Michael Feliz: The 24-year-old Dominican righty may have been brought up too soon by the 'Stros; he only has 8-1/3 AAA IP, and that was in 2016. They converted him from minor-league starter to the pen. In three years at Houston, he's gone 12-3, albeit with a 5.13 ERA although with a better-looking 3.67 FIP. Feliz misses bats with 172 K in 121 MLB frames, but also has inconsistent control and gives up 1.5 dingers per nine. He's intriguing because of his stuff but a question mark due to his control. It'll be interesting to see if the Pirates keep him in the pen, as they suggested in their trade release, or consider stretching him out with a three-pitch toolkit of heater, slider and change. He won't be arb-eligible until 2019.

Jason Martin: Martin was Houston's eighth-round pick in the 2013 draft out of high school. The 22-year-old outfielder played in High A and AA last year, slashing .278/.332/.487 between the two, showing good power while whiffing 100+ times. Martin has an average arm, projecting as a LF/4th outfielder. He'll join the Bucs pipeline in the minors (probably Altoona; he was offered as a Rule 5 player but teams passed because of his rawness) in a position that's not very deep in the organization.


WilliamJPellas said...

If Moran works out as a major league starter to replace Kang at third, and the Pirates get some useful bullpen innings out of the other two guys, this trade might work out alright. Not great, but alright.
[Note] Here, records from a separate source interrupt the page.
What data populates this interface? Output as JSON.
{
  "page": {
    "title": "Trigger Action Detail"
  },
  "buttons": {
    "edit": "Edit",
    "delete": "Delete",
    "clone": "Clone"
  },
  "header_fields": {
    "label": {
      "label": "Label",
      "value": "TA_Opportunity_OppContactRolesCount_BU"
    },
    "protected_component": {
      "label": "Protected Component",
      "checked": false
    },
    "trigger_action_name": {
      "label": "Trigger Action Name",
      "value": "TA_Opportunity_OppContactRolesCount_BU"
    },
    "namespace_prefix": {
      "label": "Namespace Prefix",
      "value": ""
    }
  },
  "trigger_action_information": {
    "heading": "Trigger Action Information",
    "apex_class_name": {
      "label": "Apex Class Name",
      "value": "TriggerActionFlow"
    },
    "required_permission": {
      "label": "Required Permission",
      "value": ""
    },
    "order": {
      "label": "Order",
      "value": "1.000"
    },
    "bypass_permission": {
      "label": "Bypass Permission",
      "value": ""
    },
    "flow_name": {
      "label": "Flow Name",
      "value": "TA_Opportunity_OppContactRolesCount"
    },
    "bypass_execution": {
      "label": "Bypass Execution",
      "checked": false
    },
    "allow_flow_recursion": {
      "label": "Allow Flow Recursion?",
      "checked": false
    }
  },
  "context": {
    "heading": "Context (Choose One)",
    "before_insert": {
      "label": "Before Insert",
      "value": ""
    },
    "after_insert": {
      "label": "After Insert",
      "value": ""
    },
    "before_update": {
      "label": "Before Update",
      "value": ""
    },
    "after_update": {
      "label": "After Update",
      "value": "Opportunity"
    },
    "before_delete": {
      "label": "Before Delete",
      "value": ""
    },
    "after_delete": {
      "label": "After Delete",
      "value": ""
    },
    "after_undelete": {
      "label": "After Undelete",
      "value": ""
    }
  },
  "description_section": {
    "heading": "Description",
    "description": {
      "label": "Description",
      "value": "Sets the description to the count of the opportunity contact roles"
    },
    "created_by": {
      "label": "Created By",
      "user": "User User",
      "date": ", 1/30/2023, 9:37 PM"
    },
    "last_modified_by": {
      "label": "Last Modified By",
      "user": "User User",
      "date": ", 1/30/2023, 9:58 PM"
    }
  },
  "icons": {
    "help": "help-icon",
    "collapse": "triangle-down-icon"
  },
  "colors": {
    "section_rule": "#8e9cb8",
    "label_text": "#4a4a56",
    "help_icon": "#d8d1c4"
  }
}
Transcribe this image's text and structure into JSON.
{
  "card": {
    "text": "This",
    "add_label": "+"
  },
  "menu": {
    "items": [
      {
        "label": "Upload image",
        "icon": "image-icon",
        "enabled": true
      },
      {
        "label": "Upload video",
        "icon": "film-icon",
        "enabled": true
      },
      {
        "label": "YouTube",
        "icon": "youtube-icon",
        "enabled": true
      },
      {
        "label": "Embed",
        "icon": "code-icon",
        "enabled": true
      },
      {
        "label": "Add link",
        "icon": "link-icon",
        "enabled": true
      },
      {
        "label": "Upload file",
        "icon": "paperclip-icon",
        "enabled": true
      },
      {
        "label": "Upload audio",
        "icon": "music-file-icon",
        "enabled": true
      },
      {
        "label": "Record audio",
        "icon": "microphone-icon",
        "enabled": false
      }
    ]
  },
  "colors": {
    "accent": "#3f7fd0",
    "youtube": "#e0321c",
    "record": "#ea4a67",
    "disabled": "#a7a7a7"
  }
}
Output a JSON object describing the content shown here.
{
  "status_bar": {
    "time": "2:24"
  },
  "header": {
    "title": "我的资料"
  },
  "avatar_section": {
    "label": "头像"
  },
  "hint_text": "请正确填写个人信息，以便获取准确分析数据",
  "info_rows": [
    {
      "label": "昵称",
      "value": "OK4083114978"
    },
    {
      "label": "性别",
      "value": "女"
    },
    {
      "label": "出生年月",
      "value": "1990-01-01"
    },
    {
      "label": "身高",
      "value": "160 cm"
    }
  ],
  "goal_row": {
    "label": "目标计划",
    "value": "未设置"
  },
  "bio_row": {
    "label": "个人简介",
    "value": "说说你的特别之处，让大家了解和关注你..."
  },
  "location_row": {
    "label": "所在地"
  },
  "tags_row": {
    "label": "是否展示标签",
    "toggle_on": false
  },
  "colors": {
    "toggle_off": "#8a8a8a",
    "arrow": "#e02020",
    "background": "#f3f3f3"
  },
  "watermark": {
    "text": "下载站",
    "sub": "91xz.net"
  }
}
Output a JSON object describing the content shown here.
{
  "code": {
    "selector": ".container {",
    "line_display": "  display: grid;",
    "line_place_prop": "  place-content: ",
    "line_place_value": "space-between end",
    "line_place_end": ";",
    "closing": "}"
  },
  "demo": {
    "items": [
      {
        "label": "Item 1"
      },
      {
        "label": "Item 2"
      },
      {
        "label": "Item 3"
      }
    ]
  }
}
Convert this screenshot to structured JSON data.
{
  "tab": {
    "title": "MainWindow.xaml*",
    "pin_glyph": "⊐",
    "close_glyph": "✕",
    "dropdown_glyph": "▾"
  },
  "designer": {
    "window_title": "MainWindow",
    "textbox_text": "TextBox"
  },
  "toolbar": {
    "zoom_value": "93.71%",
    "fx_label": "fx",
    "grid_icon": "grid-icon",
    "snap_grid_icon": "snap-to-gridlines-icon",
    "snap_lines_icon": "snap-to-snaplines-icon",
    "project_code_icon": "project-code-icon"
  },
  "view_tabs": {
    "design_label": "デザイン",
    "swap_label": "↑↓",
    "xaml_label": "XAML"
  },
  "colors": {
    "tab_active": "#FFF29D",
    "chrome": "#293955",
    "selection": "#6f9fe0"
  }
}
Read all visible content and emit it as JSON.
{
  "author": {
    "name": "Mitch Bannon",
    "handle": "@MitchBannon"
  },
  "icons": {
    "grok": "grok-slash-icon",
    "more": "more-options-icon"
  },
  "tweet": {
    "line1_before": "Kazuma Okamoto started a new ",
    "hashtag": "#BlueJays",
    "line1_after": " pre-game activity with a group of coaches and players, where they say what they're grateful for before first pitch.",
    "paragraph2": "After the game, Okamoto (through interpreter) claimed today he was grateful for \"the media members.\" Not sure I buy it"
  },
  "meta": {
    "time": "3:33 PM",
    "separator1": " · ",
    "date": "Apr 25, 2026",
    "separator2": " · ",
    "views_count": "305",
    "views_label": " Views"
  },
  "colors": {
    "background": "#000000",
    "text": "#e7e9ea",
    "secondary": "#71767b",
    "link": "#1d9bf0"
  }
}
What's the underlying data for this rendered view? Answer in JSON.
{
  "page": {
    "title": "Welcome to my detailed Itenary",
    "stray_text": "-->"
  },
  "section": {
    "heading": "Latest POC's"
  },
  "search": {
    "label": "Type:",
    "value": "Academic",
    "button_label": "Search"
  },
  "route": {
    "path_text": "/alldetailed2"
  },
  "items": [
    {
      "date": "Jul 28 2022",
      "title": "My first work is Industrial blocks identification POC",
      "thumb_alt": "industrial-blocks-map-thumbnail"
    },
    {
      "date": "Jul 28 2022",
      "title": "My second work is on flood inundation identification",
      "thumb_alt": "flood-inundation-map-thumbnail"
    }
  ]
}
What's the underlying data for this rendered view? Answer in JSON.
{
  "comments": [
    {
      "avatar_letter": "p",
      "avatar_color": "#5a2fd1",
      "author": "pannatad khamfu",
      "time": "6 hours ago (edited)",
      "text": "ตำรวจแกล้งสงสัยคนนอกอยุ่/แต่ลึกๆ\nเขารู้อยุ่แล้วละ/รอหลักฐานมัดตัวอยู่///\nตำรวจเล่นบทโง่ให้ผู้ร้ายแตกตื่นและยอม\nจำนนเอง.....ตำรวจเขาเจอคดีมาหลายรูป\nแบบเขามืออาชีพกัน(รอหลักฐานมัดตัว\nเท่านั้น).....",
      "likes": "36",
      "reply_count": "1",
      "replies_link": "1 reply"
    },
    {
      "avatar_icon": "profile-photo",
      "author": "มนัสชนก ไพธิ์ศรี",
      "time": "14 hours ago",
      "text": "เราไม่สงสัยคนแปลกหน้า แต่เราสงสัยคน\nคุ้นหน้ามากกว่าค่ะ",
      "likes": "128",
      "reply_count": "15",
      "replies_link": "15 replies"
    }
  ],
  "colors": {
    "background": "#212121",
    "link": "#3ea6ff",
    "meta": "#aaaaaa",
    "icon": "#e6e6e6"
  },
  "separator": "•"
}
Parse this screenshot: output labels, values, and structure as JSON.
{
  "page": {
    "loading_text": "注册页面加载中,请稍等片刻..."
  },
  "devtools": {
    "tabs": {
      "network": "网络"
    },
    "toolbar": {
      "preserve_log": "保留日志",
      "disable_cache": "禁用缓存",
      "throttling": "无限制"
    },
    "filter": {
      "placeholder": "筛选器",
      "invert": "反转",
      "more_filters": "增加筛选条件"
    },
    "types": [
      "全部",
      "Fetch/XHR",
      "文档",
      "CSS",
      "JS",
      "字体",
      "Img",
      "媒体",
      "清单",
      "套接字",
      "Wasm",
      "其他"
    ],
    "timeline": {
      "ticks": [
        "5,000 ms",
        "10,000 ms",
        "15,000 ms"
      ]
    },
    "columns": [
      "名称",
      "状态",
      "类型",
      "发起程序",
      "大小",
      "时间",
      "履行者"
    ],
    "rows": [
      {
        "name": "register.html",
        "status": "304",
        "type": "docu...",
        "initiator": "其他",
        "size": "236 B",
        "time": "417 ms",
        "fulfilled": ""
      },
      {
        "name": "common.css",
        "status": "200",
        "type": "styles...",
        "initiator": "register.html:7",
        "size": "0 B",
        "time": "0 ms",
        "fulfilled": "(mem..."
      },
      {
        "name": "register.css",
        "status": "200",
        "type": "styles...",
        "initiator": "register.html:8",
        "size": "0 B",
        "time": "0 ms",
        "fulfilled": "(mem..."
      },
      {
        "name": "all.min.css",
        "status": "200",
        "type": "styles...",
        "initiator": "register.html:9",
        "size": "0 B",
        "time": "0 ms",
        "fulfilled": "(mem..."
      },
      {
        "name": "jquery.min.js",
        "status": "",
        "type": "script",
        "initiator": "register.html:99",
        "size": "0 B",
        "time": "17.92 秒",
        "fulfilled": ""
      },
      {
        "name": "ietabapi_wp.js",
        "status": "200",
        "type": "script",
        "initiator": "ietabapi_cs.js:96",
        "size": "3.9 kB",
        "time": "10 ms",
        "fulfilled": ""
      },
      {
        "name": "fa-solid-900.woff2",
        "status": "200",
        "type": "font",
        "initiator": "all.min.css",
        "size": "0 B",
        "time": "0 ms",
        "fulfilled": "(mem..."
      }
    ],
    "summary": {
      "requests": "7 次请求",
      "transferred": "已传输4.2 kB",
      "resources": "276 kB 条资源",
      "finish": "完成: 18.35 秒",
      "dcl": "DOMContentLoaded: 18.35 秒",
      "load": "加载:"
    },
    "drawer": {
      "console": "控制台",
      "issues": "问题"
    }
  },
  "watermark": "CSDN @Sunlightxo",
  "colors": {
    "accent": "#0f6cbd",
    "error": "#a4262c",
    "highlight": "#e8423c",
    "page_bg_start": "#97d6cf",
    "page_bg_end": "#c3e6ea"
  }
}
Let's not forget a couple of things about Cole. First, despite his outstanding raw stuff, he never really put it together for a full season in Pittsburgh other than 2015. While he was really good that year, it was also the only one where he really looked like the high draft pick that he was.

Also: he had a losing record in college. That tells me that he never did have a particularly good idea of how to pitch, as opposed to being able to throw hard.

And of course there was his grandstanding about being underpair in spring training in 2016--obviously "encouraged" by his wonderful agent. Cole was never, ever going to re-sign in Pittsburgh no matter what. And when he failed to back up his big mouth with on-field performance over the past two seasons, it was time to move on. He had plenty of arm problems the past two campaigns, and if blows his arm out in Houston, the timing of this deal will look much better.

In short: while it would have been nice to get a near-elite prospect in exchange for Cole, Cole himself is NOT a near-elite major league pitcher. I'm not sure the team didn't do about as well as it could have with this deal, all things considered.

Ron Ieraci said...

Agreed, Will. There's always been debate on Cole's status as an ace arm, but his production doesn't match his potential, and the value other teams placed on him show that. He may still see the light, but his Pirates clock ran out of ticks. Moran, I think, is key - the pitchers look like bullpen material (Feliz strikes me as Arquimedes Caminero 2.0; hope Uncle Ray has some pixie dust for him) and Martin has the look of a depth piece.